== Source data ==
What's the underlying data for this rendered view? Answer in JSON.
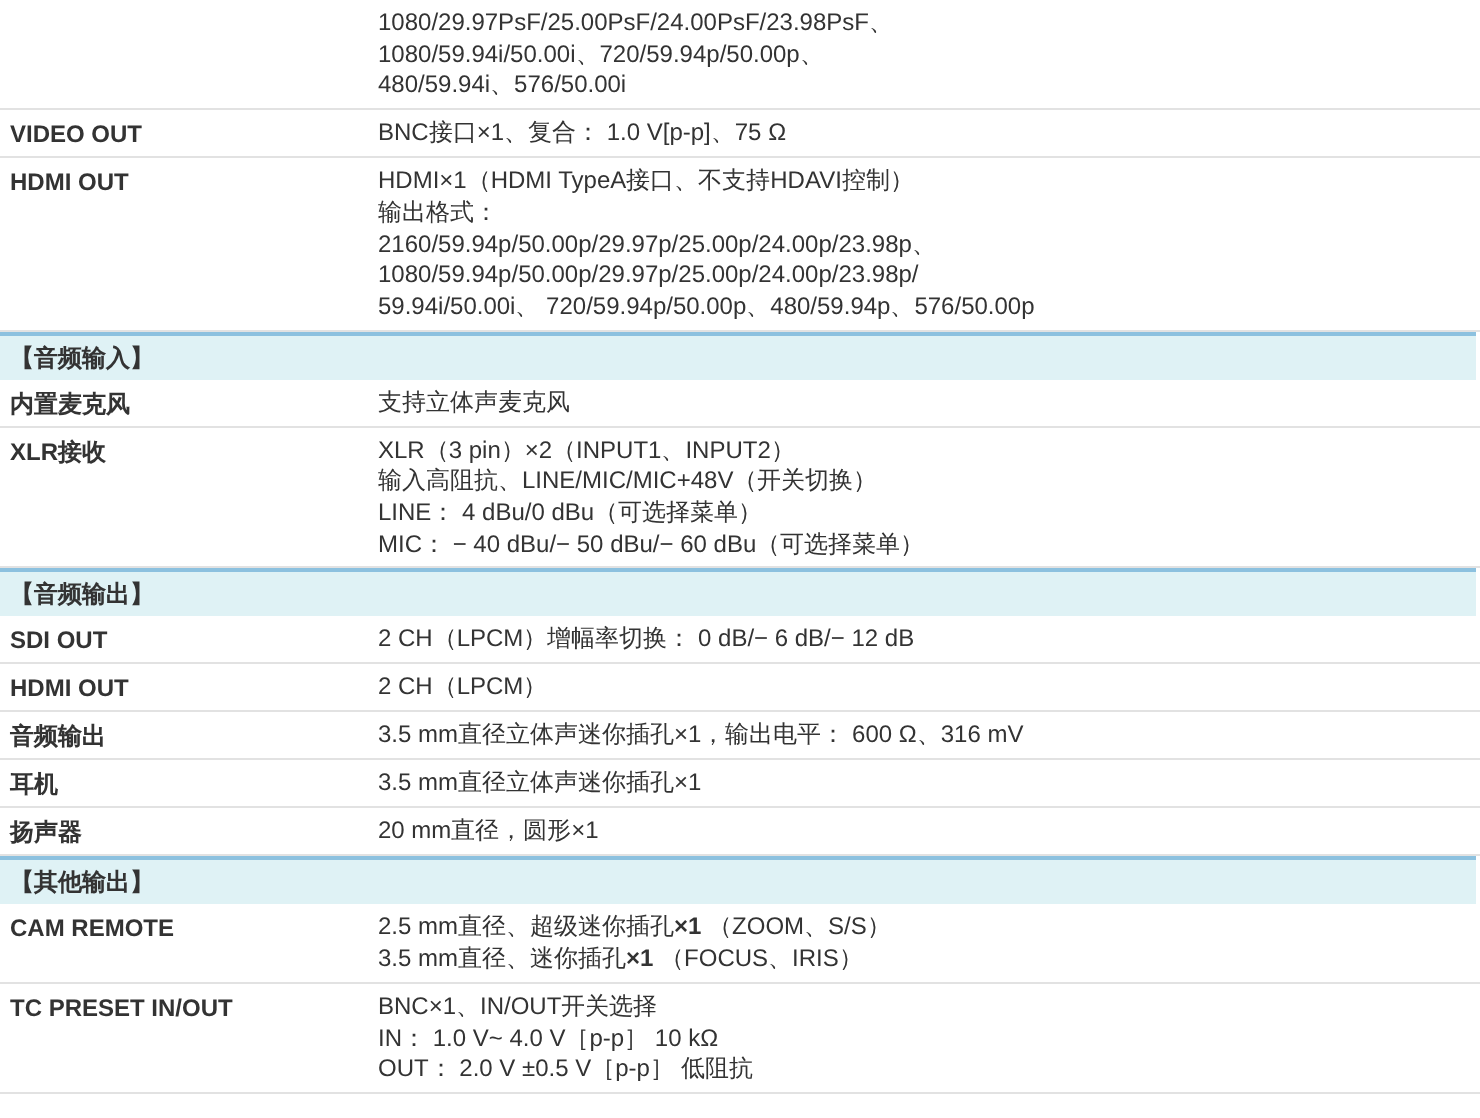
{
  "rows": [
    {
      "kind": "spec",
      "lines": [
        "1080/29.97PsF/25.00PsF/24.00PsF/23.98PsF、",
        "1080/59.94i/50.00i、720/59.94p/50.00p、",
        "480/59.94i、576/50.00i"
      ]
    },
    {
      "kind": "spec",
      "label": "VIDEO OUT",
      "lines": [
        "BNC接口×1、复合： 1.0 V[p-p]、75 Ω"
      ]
    },
    {
      "kind": "spec",
      "label": "HDMI OUT",
      "lines": [
        "HDMI×1（HDMI TypeA接口、不支持HDAVI控制）",
        "输出格式：",
        "2160/59.94p/50.00p/29.97p/25.00p/24.00p/23.98p、",
        "1080/59.94p/50.00p/29.97p/25.00p/24.00p/23.98p/",
        "59.94i/50.00i、 720/59.94p/50.00p、480/59.94p、576/50.00p"
      ]
    },
    {
      "kind": "section",
      "label": "【音频输入】"
    },
    {
      "kind": "spec",
      "label": "内置麦克风",
      "lines": [
        "支持立体声麦克风"
      ]
    },
    {
      "kind": "spec",
      "label": "XLR接收",
      "lines": [
        "XLR（3 pin）×2（INPUT1、INPUT2）",
        "输入高阻抗、LINE/MIC/MIC+48V（开关切换）",
        "LINE： 4 dBu/0 dBu（可选择菜单）",
        "MIC： − 40 dBu/− 50 dBu/− 60 dBu（可选择菜单）"
      ]
    },
    {
      "kind": "section",
      "label": "【音频输出】"
    },
    {
      "kind": "spec",
      "label": "SDI OUT",
      "lines": [
        "2 CH（LPCM）增幅率切换： 0 dB/− 6 dB/− 12 dB"
      ]
    },
    {
      "kind": "spec",
      "label": "HDMI OUT",
      "lines": [
        "2 CH（LPCM）"
      ]
    },
    {
      "kind": "spec",
      "label": "音频输出",
      "lines": [
        "3.5 mm直径立体声迷你插孔×1，输出电平： 600 Ω、316 mV"
      ]
    },
    {
      "kind": "spec",
      "label": "耳机",
      "lines": [
        "3.5 mm直径立体声迷你插孔×1"
      ]
    },
    {
      "kind": "spec",
      "label": "扬声器",
      "lines": [
        "20 mm直径，圆形×1"
      ]
    },
    {
      "kind": "section",
      "label": "【其他输出】"
    },
    {
      "kind": "spec",
      "label": "CAM REMOTE",
      "lines": [
        "2.5 mm直径、超级迷你插孔**×1** （ZOOM、S/S）",
        "3.5 mm直径、迷你插孔**×1** （FOCUS、IRIS）"
      ]
    },
    {
      "kind": "spec",
      "label": "TC PRESET IN/OUT",
      "lines": [
        "BNC×1、IN/OUT开关选择",
        "IN： 1.0 V~ 4.0 V［p-p］ 10 kΩ",
        "OUT： 2.0 V ±0.5 V［p-p］ 低阻抗"
      ]
    }
  ]
}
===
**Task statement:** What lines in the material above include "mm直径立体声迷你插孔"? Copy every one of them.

**Answer for the task:**
        "3.5 mm直径立体声迷你插孔×1，输出电平： 600 Ω、316 mV"
        "3.5 mm直径立体声迷你插孔×1"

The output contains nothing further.